Canadian Forest Service Publications
Wide host-range pathogens as potential bioherbicides – risk analysis. 2000. Bourdôt, G.W.; de Jong, M.D.; Shamoun, S.F. Page 181 in Abstracts of the III International Weed Science Congress, June 6-11, 2000, Foz do Iguassu, Brazil. International Weed Science Society, Corvallis, Oregon.
Issued by: Pacific Forestry Centre
Catalog ID: 18056
CFS Availability: Not available through the CFS (click for more information).
Host-specificity is a prerequisite for exotic pathogens intended as classical or inoculative biological weed control agents to avoid unintentional effects in non-target species. By contrast, we propose that host specialisation is an unnecessary constraint for pathogens intended as bioherbicides when these pathogens are indigenous or endemic to the region in which their use is proposed. Locally increased inoculum density is a characteristic of the bioherbicide approach to weed control and may result in an additional risk of disease in non-target plants growing beyond the biocontrol site, or in crops planted at the site at some later time. The appropriate measure of this “relative” risk is the ratio of the density of inoculum added due to the deployment of the bioherbicide, to that naturally occurring in the ecosystem of interest.
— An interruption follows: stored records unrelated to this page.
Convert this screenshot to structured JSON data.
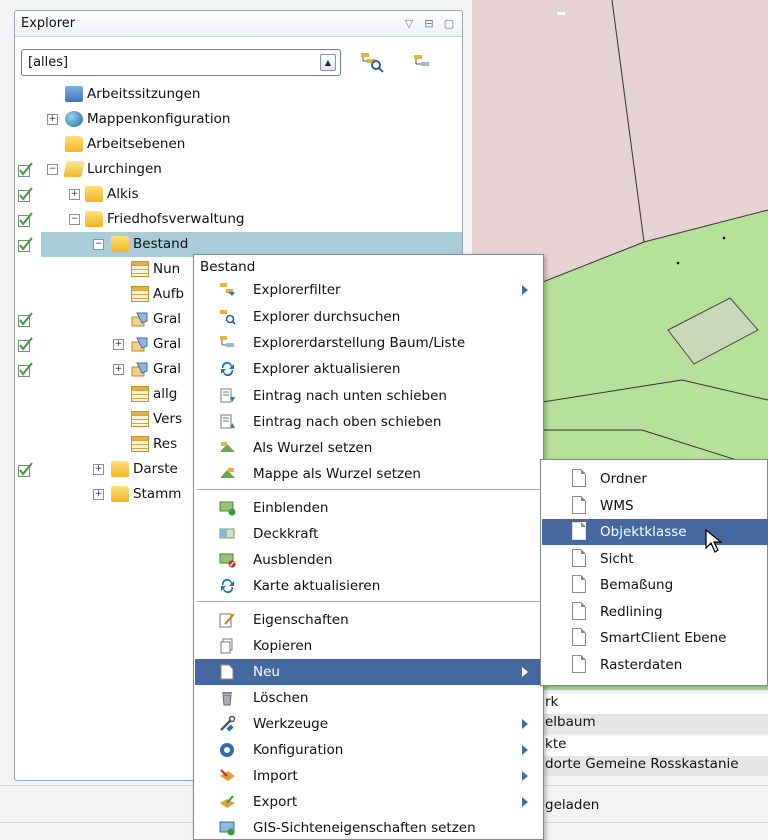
{
  "explorer": {
    "title": "Explorer",
    "filter_value": "[alles]",
    "tree": [
      {
        "label": "Arbeitssitzungen",
        "icon": "sessions-icon",
        "checked": false,
        "expander": ""
      },
      {
        "label": "Mappenkonfiguration",
        "icon": "globe-icon",
        "checked": false,
        "expander": "+"
      },
      {
        "label": "Arbeitsebenen",
        "icon": "folder-icon",
        "checked": false,
        "expander": ""
      },
      {
        "label": "Lurchingen",
        "icon": "folder-open-icon",
        "checked": true,
        "expander": "−"
      },
      {
        "label": "Alkis",
        "icon": "folder-icon",
        "checked": true,
        "expander": "+"
      },
      {
        "label": "Friedhofsverwaltung",
        "icon": "folder-icon",
        "checked": true,
        "expander": "−"
      },
      {
        "label": "Bestand",
        "icon": "folder-icon",
        "checked": true,
        "expander": "−"
      },
      {
        "label": "Nun",
        "icon": "table-icon",
        "checked": false,
        "expander": ""
      },
      {
        "label": "Aufb",
        "icon": "table-icon",
        "checked": false,
        "expander": ""
      },
      {
        "label": "Gral",
        "icon": "layer-icon",
        "checked": true,
        "expander": ""
      },
      {
        "label": "Gral",
        "icon": "layer-icon",
        "checked": true,
        "expander": "+"
      },
      {
        "label": "Gral",
        "icon": "layer-icon",
        "checked": true,
        "expander": "+"
      },
      {
        "label": "allg",
        "icon": "table-icon",
        "checked": false,
        "expander": ""
      },
      {
        "label": "Vers",
        "icon": "table-icon",
        "checked": false,
        "expander": ""
      },
      {
        "label": "Res",
        "icon": "table-icon",
        "checked": false,
        "expander": ""
      },
      {
        "label": "Darste",
        "icon": "folder-icon",
        "checked": true,
        "expander": "+"
      },
      {
        "label": "Stamm",
        "icon": "folder-icon",
        "checked": false,
        "expander": "+"
      }
    ]
  },
  "context_menu": {
    "title": "Bestand",
    "items": [
      {
        "label": "Explorerfilter",
        "icon": "filter-icon",
        "submenu": true
      },
      {
        "label": "Explorer durchsuchen",
        "icon": "search-tree-icon",
        "submenu": false
      },
      {
        "label": "Explorerdarstellung Baum/Liste",
        "icon": "tree-list-icon",
        "submenu": false
      },
      {
        "label": "Explorer aktualisieren",
        "icon": "refresh-icon",
        "submenu": false
      },
      {
        "label": "Eintrag nach unten schieben",
        "icon": "move-down-icon",
        "submenu": false
      },
      {
        "label": "Eintrag nach oben schieben",
        "icon": "move-up-icon",
        "submenu": false
      },
      {
        "label": "Als Wurzel setzen",
        "icon": "root-icon",
        "submenu": false
      },
      {
        "label": "Mappe als Wurzel setzen",
        "icon": "map-root-icon",
        "submenu": false
      },
      {
        "label": "Einblenden",
        "icon": "show-layer-icon",
        "submenu": false
      },
      {
        "label": "Deckkraft",
        "icon": "opacity-icon",
        "submenu": false
      },
      {
        "label": "Ausblenden",
        "icon": "hide-layer-icon",
        "submenu": false
      },
      {
        "label": "Karte aktualisieren",
        "icon": "refresh-map-icon",
        "submenu": false
      },
      {
        "label": "Eigenschaften",
        "icon": "properties-icon",
        "submenu": false
      },
      {
        "label": "Kopieren",
        "icon": "copy-icon",
        "submenu": false
      },
      {
        "label": "Neu",
        "icon": "new-document-icon",
        "submenu": true
      },
      {
        "label": "Löschen",
        "icon": "trash-icon",
        "submenu": false
      },
      {
        "label": "Werkzeuge",
        "icon": "tools-icon",
        "submenu": true
      },
      {
        "label": "Konfiguration",
        "icon": "config-icon",
        "submenu": true
      },
      {
        "label": "Import",
        "icon": "import-icon",
        "submenu": true
      },
      {
        "label": "Export",
        "icon": "export-icon",
        "submenu": true
      },
      {
        "label": "GIS-Sichteneigenschaften setzen",
        "icon": "gis-view-icon",
        "submenu": false
      }
    ]
  },
  "new_submenu": {
    "items": [
      "Ordner",
      "WMS",
      "Objektklasse",
      "Sicht",
      "Bemaßung",
      "Redlining",
      "SmartClient Ebene",
      "Rasterdaten"
    ],
    "highlighted": "Objektklasse"
  },
  "background_list": {
    "rows": [
      "rk",
      "elbaum",
      "kte",
      "dorte Gemeine Rosskastanie"
    ]
  },
  "status": {
    "text": "geladen"
  },
  "colors": {
    "highlight": "#45689e",
    "selected_row": "#a9ccd8",
    "map_green": "#b7e09a",
    "map_pink": "#e8d3d3"
  }
}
An acceptable value for this ratio must be set that reflects the risk averseness of the decision-makers in government departments, growers and the public at large. Spatial and temporal variation in this ratio for a particular bioherbicide programme may be quantified using models for the escape and dispersal of inoculum created at biocontrol sites, in conjunction with estimates of the density of naturally occurring inoculum of the pathogen. Using such models, risk analyses have been conducted for the plurivorous plant pathogenic fungus Chondrostereum purpureum in The Netherlands and in Canada. These models (along with molecular marker studies in Canada) have enabled the regulatory authorities to sanction and define the conditions for the safe use of C. purpureum for the control of Prunus serotina, Alnus sp., Acer sp., Populus sp. and Salix sp in forestry. In New Zealand, models have also been applied to estimate minimum isolation distances and withholding periods for S. sclerotiorum used as a mycoherbicide to control Cirsium arvense in pastures.